I have tended to start with Mapsearch.ch for transport stops and for a first look for accommodations and restaurants. I have used it for many years, and old-habits die hard. It is not exhaustive on accommodations/restaurants, but it does a pretty good job. I am sure that Google maps can do the job, and probably has tools and extras that might make it the map of choice at some point. For example, Rockoyster has pointed out that Google Maps now shows track/platform numbers for many train stations, to supplement the SBB Trafimage maps that still seem to be needed for a few large stations.
The things that I like about Mapsearch.ch are:
1. -If you zoom in to zoom level 32, the train tracks really pop up visually.
2.- In the menus, under Points of Interest, then Traffic, you can turn on (or off) layers which show station stops. Mouse over them and the proper name appears. Then, you can use that name to search in the SBB ( or, in this case, in the Romandie, the French version of the initials - CFF) timetable. Works for bus stops. That is how I found the name of Station Usine de Gaz . If you click on the station icon, a near term brief timetable appears.
3.- Oddly enough, under Gastronomy, you can find also hotels and inns. You can get names.
That is helpful for finding accommodations near stations. And, with a name, you can search for the hotels' websites and reviews. Google maps makes that a bit easier, perhaps, but I like the quick visual display in Mapsearch.CH, which can be turned on and off.
The problem with Mapsearch.CH is - no altitudes! Once you have traveled around Switzerland a bit, you'll note that walking is an acceptable form of public transportation, and that hills don't matter much to a Swiss walker. They do to my sore knees and the altitudes can really affect the weather. So I need altitudes.
The Switzerland Mobility (Schweiz Mobil) website can do that:
map.schweizmobil.ch/?lang=en&land=wanderlan d&route=all&bgLayer=pk &layers=Wanderland&sea son=summer&resolution= 2&E=2507675&N=1137492
My personal preference is the Swisstopo map ("geo.admin.ch map") from the Federal Land Office:
map.geo.admin.ch/?topic=ech&lang=en&bgLa yer=ch.swisstopo.pixel karte-farbe&layers=ch.bav.ha ltestellen-oev,ch.swisstopo.swiss tlm3d-wanderwege&layers_visi bility=true,false&E=25 07204.17&N=1137665.04& zoom=9
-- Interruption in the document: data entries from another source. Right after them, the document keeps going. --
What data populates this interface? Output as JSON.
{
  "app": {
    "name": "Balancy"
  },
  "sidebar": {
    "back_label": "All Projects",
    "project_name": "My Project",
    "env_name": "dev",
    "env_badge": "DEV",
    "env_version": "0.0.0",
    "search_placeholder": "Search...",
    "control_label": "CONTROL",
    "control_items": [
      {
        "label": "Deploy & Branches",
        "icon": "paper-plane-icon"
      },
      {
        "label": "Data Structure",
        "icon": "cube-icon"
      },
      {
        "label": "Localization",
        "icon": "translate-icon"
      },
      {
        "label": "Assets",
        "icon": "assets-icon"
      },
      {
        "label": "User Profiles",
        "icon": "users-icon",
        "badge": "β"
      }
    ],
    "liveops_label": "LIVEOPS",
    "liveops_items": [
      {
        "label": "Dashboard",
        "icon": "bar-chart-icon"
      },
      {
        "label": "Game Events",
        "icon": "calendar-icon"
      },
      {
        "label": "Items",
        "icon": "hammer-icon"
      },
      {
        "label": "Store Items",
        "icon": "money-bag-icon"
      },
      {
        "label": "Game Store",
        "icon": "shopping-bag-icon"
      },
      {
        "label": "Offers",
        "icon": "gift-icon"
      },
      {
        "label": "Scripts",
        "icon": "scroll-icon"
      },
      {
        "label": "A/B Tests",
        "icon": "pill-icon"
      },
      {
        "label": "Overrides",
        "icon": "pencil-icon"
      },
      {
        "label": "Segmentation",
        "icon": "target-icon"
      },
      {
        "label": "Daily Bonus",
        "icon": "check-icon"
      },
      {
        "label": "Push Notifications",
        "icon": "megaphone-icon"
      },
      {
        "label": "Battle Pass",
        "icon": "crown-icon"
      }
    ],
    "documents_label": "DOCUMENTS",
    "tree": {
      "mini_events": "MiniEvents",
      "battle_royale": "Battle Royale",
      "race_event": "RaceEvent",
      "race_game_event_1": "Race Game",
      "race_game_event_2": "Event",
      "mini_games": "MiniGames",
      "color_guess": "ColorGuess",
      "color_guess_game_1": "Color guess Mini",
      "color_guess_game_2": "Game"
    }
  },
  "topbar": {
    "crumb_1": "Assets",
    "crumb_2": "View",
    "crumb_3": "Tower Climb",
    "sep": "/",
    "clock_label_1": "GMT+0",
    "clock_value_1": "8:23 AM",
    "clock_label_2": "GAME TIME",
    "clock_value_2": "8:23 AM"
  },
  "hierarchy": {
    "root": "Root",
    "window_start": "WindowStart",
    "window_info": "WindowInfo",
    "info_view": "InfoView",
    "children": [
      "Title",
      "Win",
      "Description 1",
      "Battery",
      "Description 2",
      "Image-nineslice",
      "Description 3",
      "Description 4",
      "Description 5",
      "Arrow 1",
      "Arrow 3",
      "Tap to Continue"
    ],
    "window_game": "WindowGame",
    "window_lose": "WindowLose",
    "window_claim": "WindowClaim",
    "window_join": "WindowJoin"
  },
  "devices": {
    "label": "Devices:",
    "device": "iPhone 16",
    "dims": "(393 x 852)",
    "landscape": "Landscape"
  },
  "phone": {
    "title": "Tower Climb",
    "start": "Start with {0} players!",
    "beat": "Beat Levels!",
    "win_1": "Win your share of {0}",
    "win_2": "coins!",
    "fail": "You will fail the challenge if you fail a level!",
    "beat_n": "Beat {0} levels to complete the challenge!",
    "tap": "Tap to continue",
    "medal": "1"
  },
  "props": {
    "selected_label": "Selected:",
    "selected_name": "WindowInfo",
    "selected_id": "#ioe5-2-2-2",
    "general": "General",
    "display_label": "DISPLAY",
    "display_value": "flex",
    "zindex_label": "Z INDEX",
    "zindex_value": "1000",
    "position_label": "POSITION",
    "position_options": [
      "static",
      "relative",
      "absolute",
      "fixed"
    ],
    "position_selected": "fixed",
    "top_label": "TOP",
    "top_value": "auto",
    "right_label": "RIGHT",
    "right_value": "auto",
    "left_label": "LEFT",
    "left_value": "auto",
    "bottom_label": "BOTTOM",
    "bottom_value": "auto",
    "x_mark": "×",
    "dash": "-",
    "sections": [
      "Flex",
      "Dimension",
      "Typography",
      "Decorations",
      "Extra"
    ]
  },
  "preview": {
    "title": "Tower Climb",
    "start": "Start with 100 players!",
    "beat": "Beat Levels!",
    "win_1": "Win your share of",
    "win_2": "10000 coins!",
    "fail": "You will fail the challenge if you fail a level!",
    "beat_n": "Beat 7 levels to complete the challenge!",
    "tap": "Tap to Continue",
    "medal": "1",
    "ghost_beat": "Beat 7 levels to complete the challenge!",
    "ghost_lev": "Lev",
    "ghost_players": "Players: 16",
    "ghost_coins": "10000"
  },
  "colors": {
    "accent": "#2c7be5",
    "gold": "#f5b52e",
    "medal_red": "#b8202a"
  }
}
Perhaps a bit of overkill, but that map allows you to turn on many things. Hiking trails and transport stops are the ones that I use most often. The hiking trails are even color-coded for difficulty.
Either of those two show that he altitude near the train station is 403 meters, and the lake level is 373 meters above sea level.
So, if you wish to walk it, you can get a sense of the hill you have to climb.
Personally, without luggage, I'd walk it as 1960 man suggests. On the way back, if I were not in a hurry,I'd detour through the old town.